Winter is tough for us fans of the traditional folk dance Awaodori, originally from Tokushima but now popular all over the country. It is a summer activity which means that I have spend the rest of the year going over old photos and relying on Youtube to give me that Awaodori fix! All kinds of people do Awodori. There are local teams formed up to promote a local shopping street, or to just help neighbors bond. There are also local teams associated with the big famous Tokushima teams that seem to be only in it for the love of the dance. In almost every festival there are also teams for people with special abilities, like the silver team for people over 65, or teams for deaf dancers, downs syndrome teams, and many others. Some teams are famous and attract fans from all over the region, while others are more obscure, but you wouldn’t easily be able to tell the famous teams from the minor teams, as once they are in the festival they are all celebrated by the crowds. There are also purely corporate teams, like the one in these pictures, the NTT Denwaren (NTTでんわ連), which is set up by employees of one of the national telephone companies (the biggest one in Japan I think). They have about 100 members and were great fun in this year’s massive Koenji Awaodori festival, with over 20 000 dancers and about a million visitors.
You can tell by the photos how hot it was on this year’s festival, the sweat was pouring down their faces! It takes marathon levels of stamina to keep up this sort of dance for two hours straight with almost no breaks. Even the musicians must be exhausted afterwards, I have seen very big fit strong men almost collapsing after the festival after carrying the massive drums, and flutists tend to be pretty exhausted as well.

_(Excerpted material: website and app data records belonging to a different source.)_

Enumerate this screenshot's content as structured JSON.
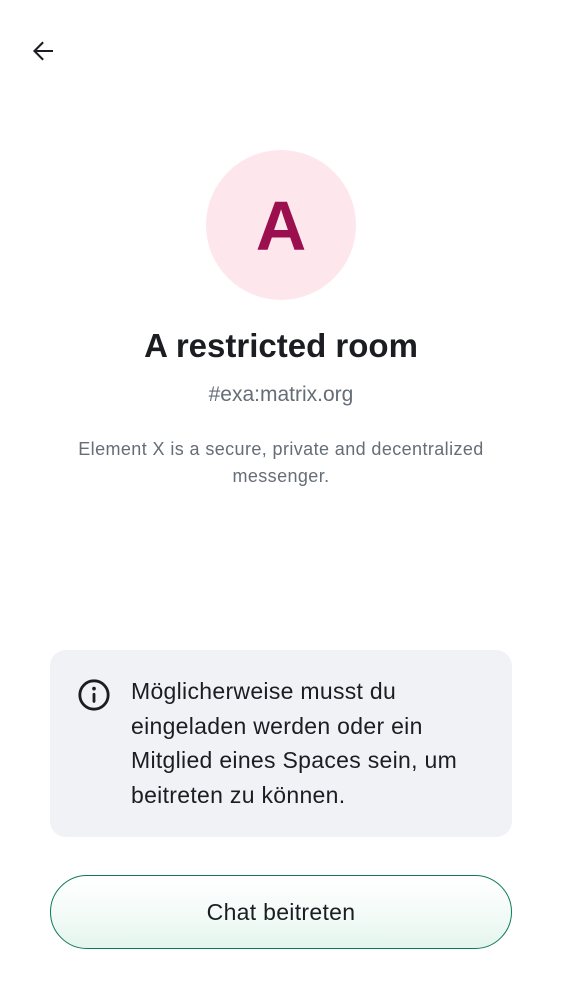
{
  "header": {
    "back_icon": "arrow-left-icon"
  },
  "room": {
    "avatar_letter": "A",
    "avatar_bg_color": "#fde7ec",
    "avatar_text_color": "#9b0f4e",
    "name": "A restricted room",
    "alias": "#exa:matrix.org",
    "description": "Element X is a secure, private and decentralized messenger."
  },
  "notice": {
    "icon": "info-icon",
    "text": "Möglicherweise musst du eingeladen werden oder ein Mitglied eines Spaces sein, um beitreten zu können."
  },
  "actions": {
    "join_label": "Chat beitreten",
    "accent_color": "#0d7b5a"
  }
}
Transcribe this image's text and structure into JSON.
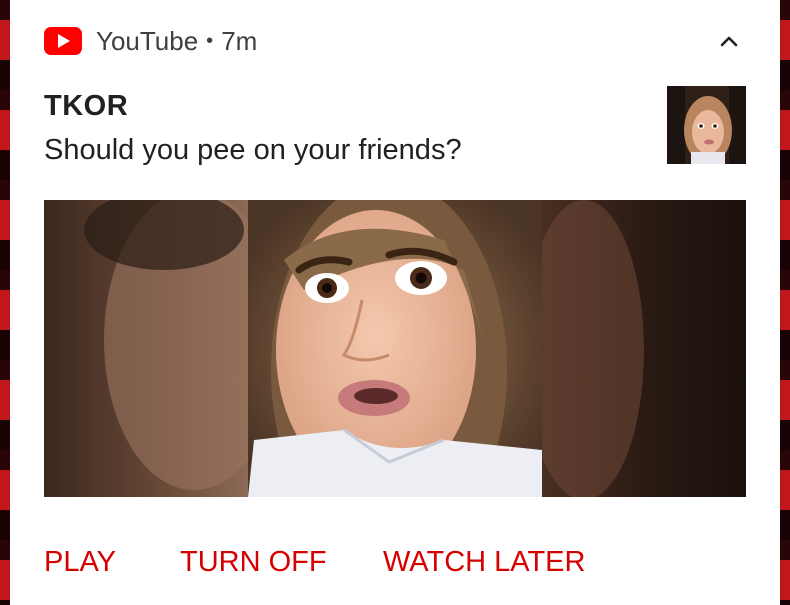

The dancing men and women usually tell of very sore leg muscles! It is unbelievable that there are members performing between the ages of 3 and 99!